Judiciaries are often left unable to apply existing laws to systems, innovations and concepts that did not exist at the creation of said laws, rendering them outdated. This coupled with a lack of technical literacy by some lawyers and policymakers means that legal loopholes begin to form.

Huge scandals, such as that involving Facebook and Cambridge Analytica, have led to widescale public mistrust. In the UK, the Digital, Culture, Media and Sport select committee’s 18-month investigation into Facebook in light of the scandal concluded that Facebook violated data privacy and competition laws. Characterizing tech giants as “digital gangsters”, the select committee’s report called on the British government to develop regulations to shape the way technology companies approach user privacy.

With public trust of tech companies waning, and with accusations of democracy being subverted and unethical surveillance in play, cross-border strategies must be devised to enhance flexibility and pragmatism in law and policymaking. Technology companies, as well as civil society, must be privy to this, to ultimately regain the public’s trust.

Additionally, society must ask how technology can be utilized as a force for good? How can it aid society’s achievement of the Sustainable Development Goals and how can the public and private sector facilitate this?

The establishment of a new multi-year series to accompany Salzburg Global’s existing programs in the field of Finance & Governance aims to address these current challenges, questions and emerging trends.

The aim of the Salzburg Global Law and Technology Forum is to establish a high-level, cross-sectoral leadership network connecting technology, law, policy, academia and civil society.

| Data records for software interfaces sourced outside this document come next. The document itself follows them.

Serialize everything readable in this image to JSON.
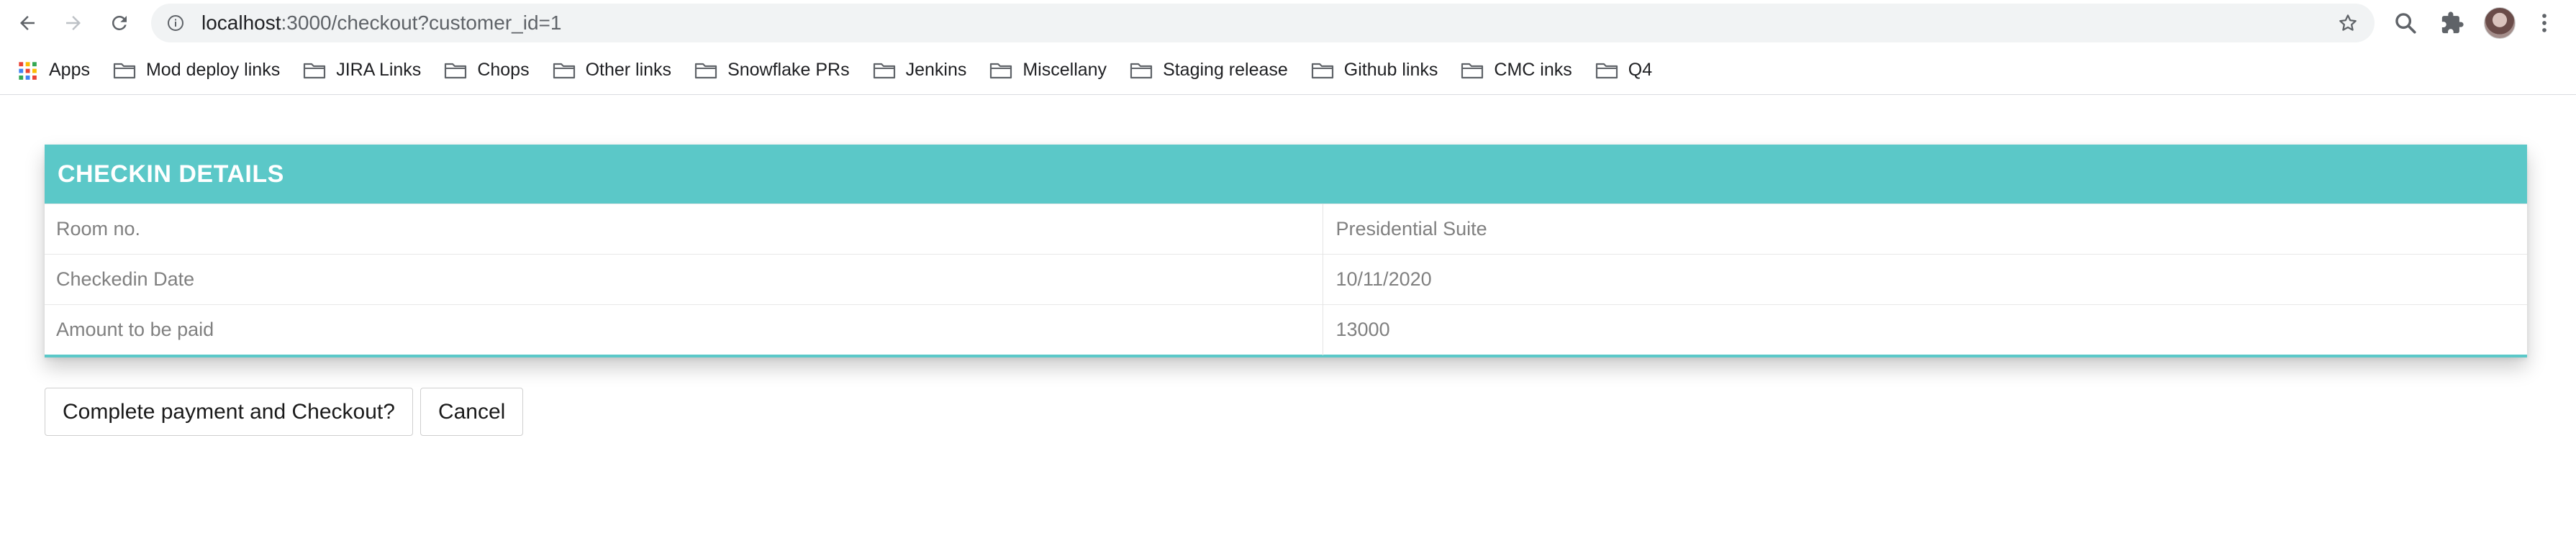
{
  "browser": {
    "url_host": "localhost",
    "url_rest": ":3000/checkout?customer_id=1"
  },
  "bookmarks": [
    {
      "label": "Apps",
      "icon": "apps-grid-icon"
    },
    {
      "label": "Mod deploy links",
      "icon": "folder-icon"
    },
    {
      "label": "JIRA Links",
      "icon": "folder-icon"
    },
    {
      "label": "Chops",
      "icon": "folder-icon"
    },
    {
      "label": "Other links",
      "icon": "folder-icon"
    },
    {
      "label": "Snowflake PRs",
      "icon": "folder-icon"
    },
    {
      "label": "Jenkins",
      "icon": "folder-icon"
    },
    {
      "label": "Miscellany",
      "icon": "folder-icon"
    },
    {
      "label": "Staging release",
      "icon": "folder-icon"
    },
    {
      "label": "Github links",
      "icon": "folder-icon"
    },
    {
      "label": "CMC inks",
      "icon": "folder-icon"
    },
    {
      "label": "Q4",
      "icon": "folder-icon"
    }
  ],
  "checkin": {
    "title": "CHECKIN DETAILS",
    "rows": [
      {
        "label": "Room no.",
        "value": "Presidential Suite"
      },
      {
        "label": "Checkedin Date",
        "value": "10/11/2020"
      },
      {
        "label": "Amount to be paid",
        "value": "13000"
      }
    ]
  },
  "actions": {
    "checkout_label": "Complete payment and Checkout?",
    "cancel_label": "Cancel"
  },
  "colors": {
    "accent": "#5bc8c8",
    "header_text": "#ffffff",
    "cell_text": "#808080"
  }
}
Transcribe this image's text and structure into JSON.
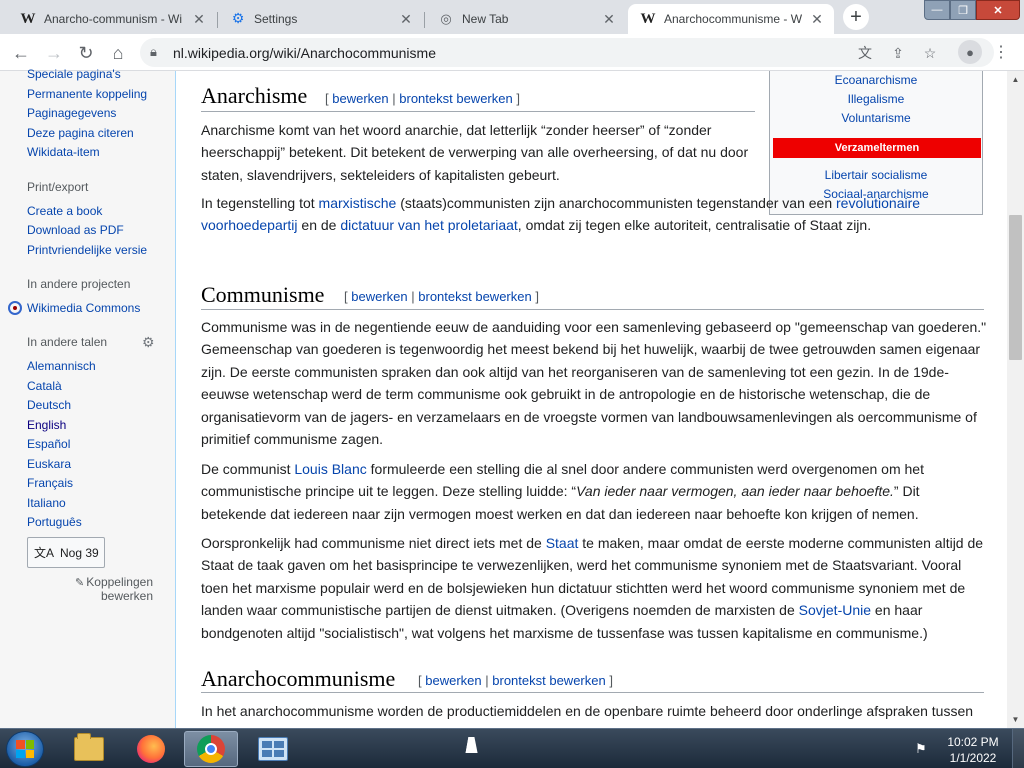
{
  "browser": {
    "tabs": [
      {
        "title": "Anarcho-communism - Wi",
        "favicon": "wikipedia-w"
      },
      {
        "title": "Settings",
        "favicon": "gear-icon"
      },
      {
        "title": "New Tab",
        "favicon": "globe-icon"
      },
      {
        "title": "Anarchocommunisme - W",
        "favicon": "wikipedia-w"
      }
    ],
    "new_tab_label": "+",
    "address": "nl.wikipedia.org/wiki/Anarchocommunisme"
  },
  "sidebar": {
    "tools_links": [
      "Speciale pagina's",
      "Permanente koppeling",
      "Paginagegevens",
      "Deze pagina citeren",
      "Wikidata-item"
    ],
    "print_head": "Print/export",
    "print_links": [
      "Create a book",
      "Download as PDF",
      "Printvriendelijke versie"
    ],
    "projects_head": "In andere projecten",
    "commons_link": "Wikimedia Commons",
    "languages_head": "In andere talen",
    "languages": [
      "Alemannisch",
      "Català",
      "Deutsch",
      "English",
      "Español",
      "Euskara",
      "Français",
      "Italiano",
      "Português"
    ],
    "more_languages": "Nog 39",
    "edit_links": "Koppelingen bewerken"
  },
  "infobox": {
    "links_top": [
      "Ecoanarchisme",
      "Illegalisme",
      "Voluntarisme"
    ],
    "bar": "Verzameltermen",
    "links_bottom": [
      "Libertair socialisme",
      "Sociaal-anarchisme"
    ]
  },
  "article": {
    "edit_open": "[",
    "edit_label": "bewerken",
    "edit_sep": "|",
    "source_label": "brontekst bewerken",
    "edit_close": "]",
    "sections": [
      {
        "heading": "Anarchisme",
        "paragraphs": [
          [
            {
              "t": "Anarchisme komt van het woord anarchie, dat letterlijk “zonder heerser” of “zonder heerschappij” betekent. Dit betekent de verwerping van alle overheersing, of dat nu door staten, slavendrijvers, sekteleiders of kapitalisten gebeurt."
            }
          ],
          [
            {
              "t": "In tegenstelling tot "
            },
            {
              "t": "marxistische",
              "link": true
            },
            {
              "t": " (staats)communisten zijn anarchocommunisten tegenstander van een "
            },
            {
              "t": "revolutionaire voorhoedepartij",
              "link": true
            },
            {
              "t": " en de "
            },
            {
              "t": "dictatuur van het proletariaat",
              "link": true
            },
            {
              "t": ", omdat zij tegen elke autoriteit, centralisatie of Staat zijn."
            }
          ]
        ]
      },
      {
        "heading": "Communisme",
        "paragraphs": [
          [
            {
              "t": "Communisme was in de negentiende eeuw de aanduiding voor een samenleving gebaseerd op \"gemeenschap van goederen.\" Gemeenschap van goederen is tegenwoordig het meest bekend bij het huwelijk, waarbij de twee getrouwden samen eigenaar zijn. De eerste communisten spraken dan ook altijd van het reorganiseren van de samenleving tot een gezin. In de 19de-eeuwse wetenschap werd de term communisme ook gebruikt in de antropologie en de historische wetenschap, die de organisatievorm van de jagers- en verzamelaars en de vroegste vormen van landbouwsamenlevingen als oercommunisme of primitief communisme zagen."
            }
          ],
          [
            {
              "t": "De communist "
            },
            {
              "t": "Louis Blanc",
              "link": true
            },
            {
              "t": " formuleerde een stelling die al snel door andere communisten werd overgenomen om het communistische principe uit te leggen. Deze stelling luidde: “"
            },
            {
              "t": "Van ieder naar vermogen, aan ieder naar behoefte.",
              "italic": true
            },
            {
              "t": "” Dit betekende dat iedereen naar zijn vermogen moest werken en dat dan iedereen naar behoefte kon krijgen of nemen."
            }
          ],
          [
            {
              "t": "Oorspronkelijk had communisme niet direct iets met de "
            },
            {
              "t": "Staat",
              "link": true
            },
            {
              "t": " te maken, maar omdat de eerste moderne communisten altijd de Staat de taak gaven om het basisprincipe te verwezenlijken, werd het communisme synoniem met de Staatsvariant. Vooral toen het marxisme populair werd en de bolsjewieken hun dictatuur stichtten werd het woord communisme synoniem met de landen waar communistische partijen de dienst uitmaken. (Overigens noemden de marxisten de "
            },
            {
              "t": "Sovjet-Unie",
              "link": true
            },
            {
              "t": " en haar bondgenoten altijd \"socialistisch\", wat volgens het marxisme de tussenfase was tussen kapitalisme en communisme.)"
            }
          ]
        ]
      },
      {
        "heading": "Anarchocommunisme",
        "paragraphs": [
          [
            {
              "t": "In het anarchocommunisme worden de productiemiddelen en de openbare ruimte beheerd door onderlinge afspraken tussen"
            }
          ]
        ]
      }
    ]
  },
  "taskbar": {
    "apps": [
      "start-button",
      "file-explorer",
      "firefox",
      "chrome",
      "control-panel"
    ],
    "clock_time": "10:02 PM",
    "clock_date": "1/1/2022"
  },
  "colors": {
    "link": "#0645ad",
    "infobox_bar": "#ee0000",
    "tabstrip": "#dee1e6"
  }
}
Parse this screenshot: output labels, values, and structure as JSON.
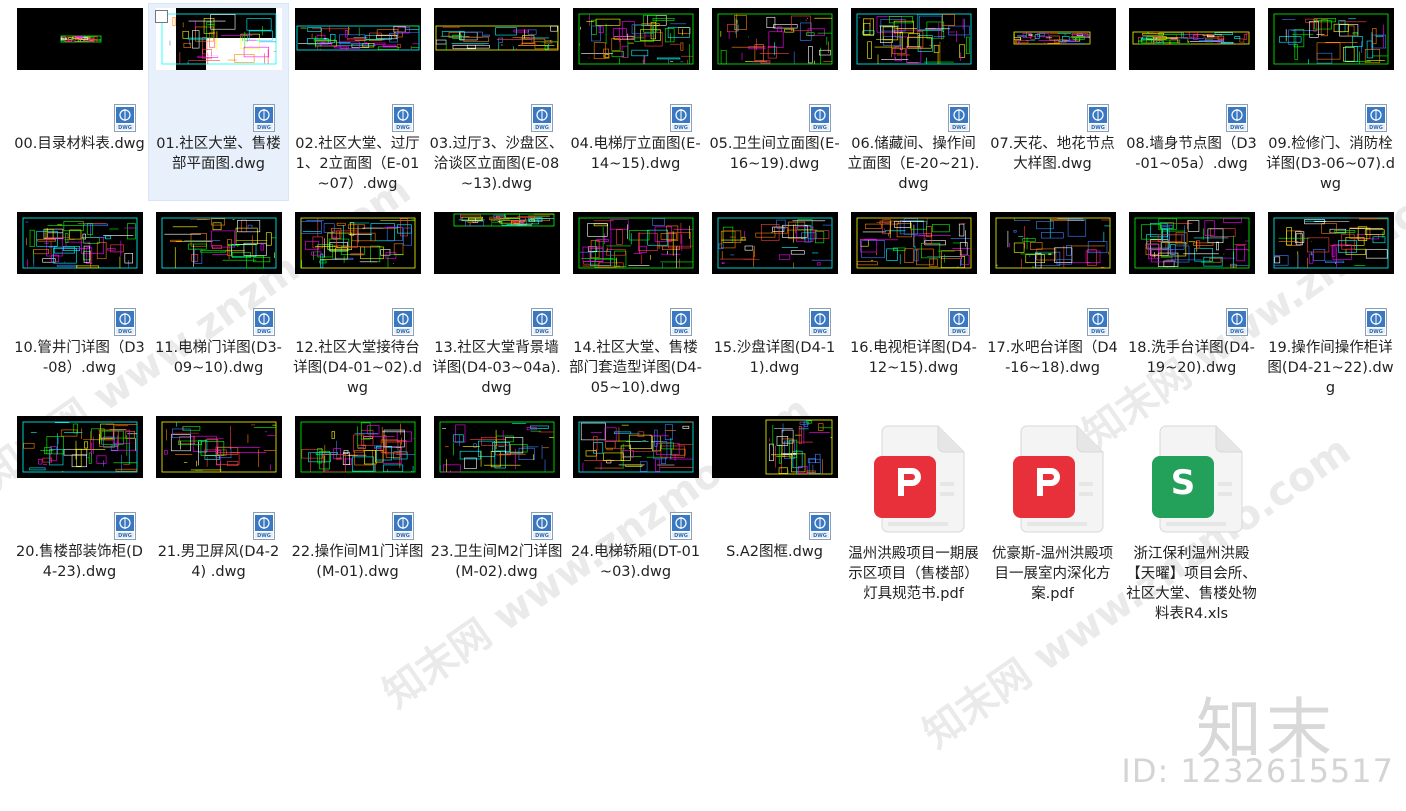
{
  "files": [
    {
      "name": "00.目录材料表.dwg",
      "type": "dwg"
    },
    {
      "name": "01.社区大堂、售楼部平面图.dwg",
      "type": "dwg",
      "selected": true
    },
    {
      "name": "02.社区大堂、过厅1、2立面图（E-01~07）.dwg",
      "type": "dwg"
    },
    {
      "name": "03.过厅3、沙盘区、洽谈区立面图(E-08~13).dwg",
      "type": "dwg"
    },
    {
      "name": "04.电梯厅立面图(E-14~15).dwg",
      "type": "dwg"
    },
    {
      "name": "05.卫生间立面图(E-16~19).dwg",
      "type": "dwg"
    },
    {
      "name": "06.储藏间、操作间立面图（E-20~21).dwg",
      "type": "dwg"
    },
    {
      "name": "07.天花、地花节点大样图.dwg",
      "type": "dwg"
    },
    {
      "name": "08.墙身节点图（D3-01~05a）.dwg",
      "type": "dwg"
    },
    {
      "name": "09.检修门、消防栓详图(D3-06~07).dwg",
      "type": "dwg"
    },
    {
      "name": "10.管井门详图（D3-08）.dwg",
      "type": "dwg"
    },
    {
      "name": "11.电梯门详图(D3-09~10).dwg",
      "type": "dwg"
    },
    {
      "name": "12.社区大堂接待台详图(D4-01~02).dwg",
      "type": "dwg"
    },
    {
      "name": "13.社区大堂背景墙详图(D4-03~04a).dwg",
      "type": "dwg"
    },
    {
      "name": "14.社区大堂、售楼部门套造型详图(D4-05~10).dwg",
      "type": "dwg"
    },
    {
      "name": "15.沙盘详图(D4-11).dwg",
      "type": "dwg"
    },
    {
      "name": "16.电视柜详图(D4-12~15).dwg",
      "type": "dwg"
    },
    {
      "name": "17.水吧台详图（D4-16~18).dwg",
      "type": "dwg"
    },
    {
      "name": "18.洗手台详图(D4-19~20).dwg",
      "type": "dwg"
    },
    {
      "name": "19.操作间操作柜详图(D4-21~22).dwg",
      "type": "dwg"
    },
    {
      "name": "20.售楼部装饰柜(D4-23).dwg",
      "type": "dwg"
    },
    {
      "name": "21.男卫屏风(D4-24) .dwg",
      "type": "dwg"
    },
    {
      "name": "22.操作间M1门详图(M-01).dwg",
      "type": "dwg"
    },
    {
      "name": "23.卫生间M2门详图(M-02).dwg",
      "type": "dwg"
    },
    {
      "name": "24.电梯轿厢(DT-01~03).dwg",
      "type": "dwg"
    },
    {
      "name": "S.A2图框.dwg",
      "type": "dwg"
    },
    {
      "name": "温州洪殿项目一期展示区项目（售楼部）灯具规范书.pdf",
      "type": "pdf"
    },
    {
      "name": "优豪斯-温州洪殿项目一展室内深化方案.pdf",
      "type": "pdf"
    },
    {
      "name": "浙江保利温州洪殿【天曜】项目会所、社区大堂、售楼处物料表R4.xls",
      "type": "xls"
    }
  ],
  "badge_label": "DWG",
  "xls_letter": "S",
  "watermark": {
    "text": "知末网 www.znzmo.com",
    "brand": "知末",
    "id": "ID: 1232615517"
  },
  "colors": {
    "pdf": "#e8303a",
    "xls": "#23a05a",
    "dwg_badge": "#2f6db5",
    "selection": "#e8f1fb"
  }
}
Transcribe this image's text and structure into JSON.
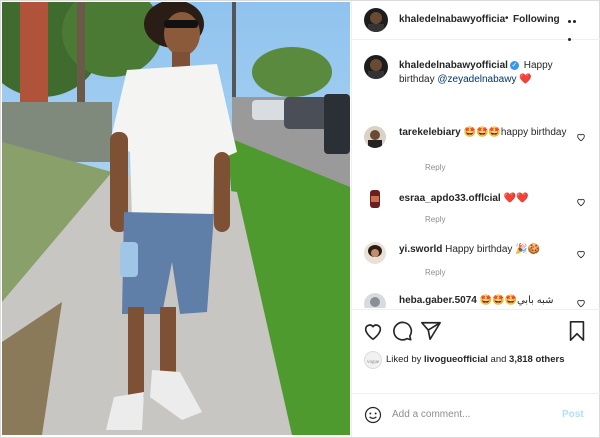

The Forum’s inaugural program, Privacy, Security, and Ethics in an Asymmetric World, will take place at Schloss Leopoldskron, Salzburg, from April 7 to April 9, 2019.

The Forum aims to enhance opportunities for cross-border frameworks; equip judges, regulators, policymakers, and the legal profession to understand new technology; and align law and ethics with technological progress.

Participants at the inaugural program will partake in facilitated plenary discussions and small-group discussions to deliberate the issues, and help to chart the future direction of the new Forum.

Charles Ehrlich, program director for the Forum, said, “We are very excited about launching this new initiative, which draws from multi-year programs we already run in corporate governance, finance, public sector strategy, and philanthropy.

“Last year, at those programs, many high-level leaders identified a need to seek out new opportunities at the intersection of law and technology, where a small group of diverse senior and emerging leaders and specialists who work at the forefront of their fields can influence global policy and practice.

“The group assembling for this inaugural program will help set the Forum’s priorities and the activities in the coming years. There is a strong desire from all participants to ensure we reach practical outcomes and concrete next steps.”

The objectives of this preliminary program will be to establish initial priority issues and identify possibilities for new international norms and practical collaborations. For the Forum going forward, two concrete goals have been established:

1. Facilitate peer-to-peer dialogue across sectors within an atmosphere of trust, to share perspectives and insights on critical challenges and emerging trends.
2. Enhance opportunities for cross-border regulatory frameworks, accords, and protocols, to clarify applicable rules and avoid conflicts of law or legal gaps.

To find out more about the outcomes of the program and the future of the Forum, sign up to our “Apex” newsletter:

The Salzburg Global Seminar program, Privacy, Security, and Ethics in an Asymmetric World, is the inaugural program of the Salzburg Global Law and Technology Forum. More information on this multi-year series is available at the following link: